→ **About this task**
Report each line of the listing that carries the word "text".

########

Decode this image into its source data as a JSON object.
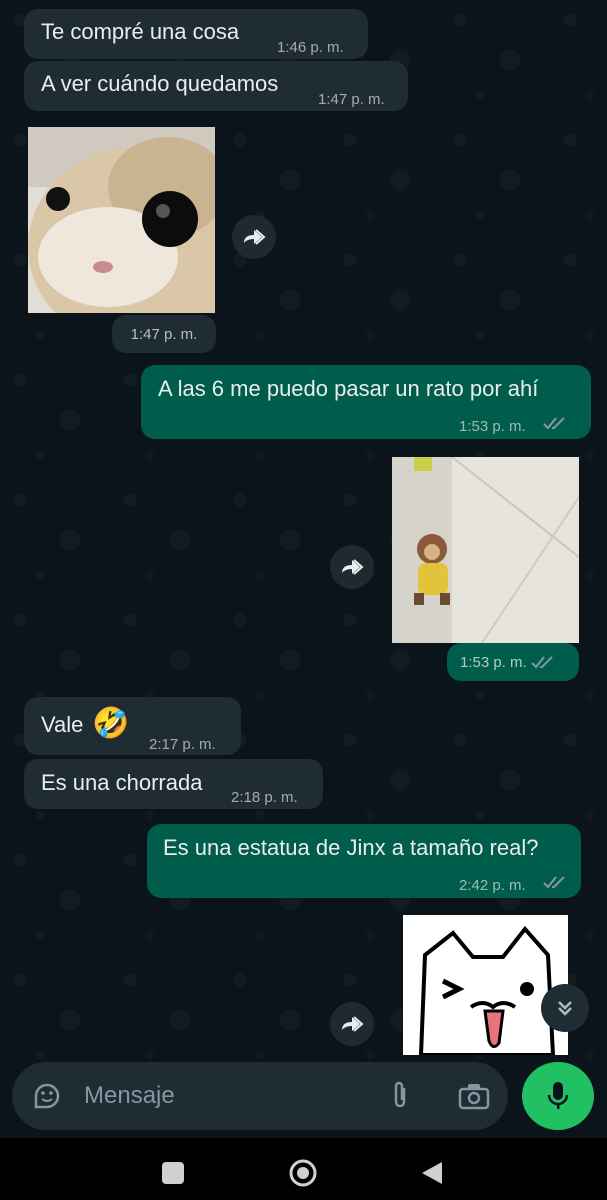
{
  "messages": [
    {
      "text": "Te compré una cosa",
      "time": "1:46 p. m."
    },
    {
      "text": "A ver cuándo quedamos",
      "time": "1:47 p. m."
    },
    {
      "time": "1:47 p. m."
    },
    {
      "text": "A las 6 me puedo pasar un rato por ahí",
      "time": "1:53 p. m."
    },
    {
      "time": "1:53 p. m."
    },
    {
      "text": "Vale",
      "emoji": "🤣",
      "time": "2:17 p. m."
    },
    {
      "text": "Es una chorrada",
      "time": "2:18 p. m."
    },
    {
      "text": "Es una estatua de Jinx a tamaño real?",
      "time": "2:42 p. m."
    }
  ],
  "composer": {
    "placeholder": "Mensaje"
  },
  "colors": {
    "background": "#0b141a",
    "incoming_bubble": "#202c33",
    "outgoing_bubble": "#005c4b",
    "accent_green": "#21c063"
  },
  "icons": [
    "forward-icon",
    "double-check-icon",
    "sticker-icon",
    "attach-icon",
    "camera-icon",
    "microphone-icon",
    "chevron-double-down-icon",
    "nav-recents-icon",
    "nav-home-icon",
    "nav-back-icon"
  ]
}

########

→ **Output for this exercise**
      "text": "Te compré una cosa",
      "text": "A ver cuándo quedamos",
      "text": "A las 6 me puedo pasar un rato por ahí",
      "text": "Vale",
      "text": "Es una chorrada",
      "text": "Es una estatua de Jinx a tamaño real?",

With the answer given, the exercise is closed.